An unchanged copy of each entry below is needed; keep the pictures out of it.

━━━━━━━━

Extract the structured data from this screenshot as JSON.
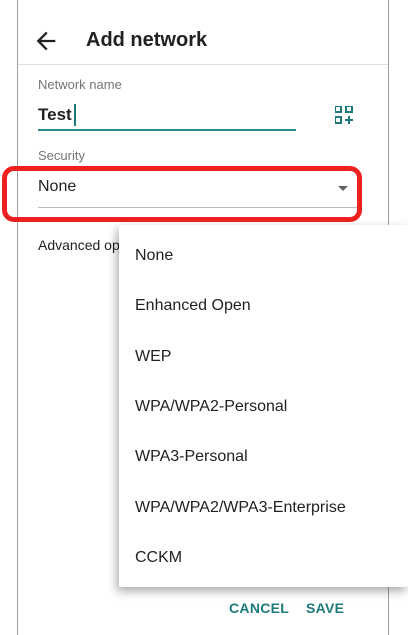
{
  "header": {
    "title": "Add network"
  },
  "network_name": {
    "label": "Network name",
    "value": "Test"
  },
  "security": {
    "label": "Security",
    "value": "None"
  },
  "advanced": {
    "label": "Advanced opti"
  },
  "actions": {
    "cancel": "CANCEL",
    "save": "SAVE"
  },
  "menu": {
    "items": [
      "None",
      "Enhanced Open",
      "WEP",
      "WPA/WPA2-Personal",
      "WPA3-Personal",
      "WPA/WPA2/WPA3-Enterprise",
      "CCKM"
    ]
  },
  "colors": {
    "accent": "#1e7a7a",
    "highlight": "#ef2020",
    "text": "#212121",
    "secondary": "#757575"
  },
  "icons": {
    "back": "arrow-left-icon",
    "qr": "qr-code-scan-icon",
    "dropdown": "triangle-down-icon"
  }
}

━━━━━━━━

◆ **OUTPUT OF THE EXERCISE**:
Extract the structured data from this screenshot as JSON.
{
  "header": {
    "title": "Add network"
  },
  "network_name": {
    "label": "Network name",
    "value": "Test"
  },
  "security": {
    "label": "Security",
    "value": "None"
  },
  "advanced": {
    "label": "Advanced opti"
  },
  "actions": {
    "cancel": "CANCEL",
    "save": "SAVE"
  },
  "menu": {
    "items": [
      "None",
      "Enhanced Open",
      "WEP",
      "WPA/WPA2-Personal",
      "WPA3-Personal",
      "WPA/WPA2/WPA3-Enterprise",
      "CCKM"
    ]
  },
  "colors": {
    "accent": "#1e7a7a",
    "highlight": "#ef2020",
    "text": "#212121",
    "secondary": "#757575"
  },
  "icons": {
    "back": "arrow-left-icon",
    "qr": "qr-code-scan-icon",
    "dropdown": "triangle-down-icon"
  }
}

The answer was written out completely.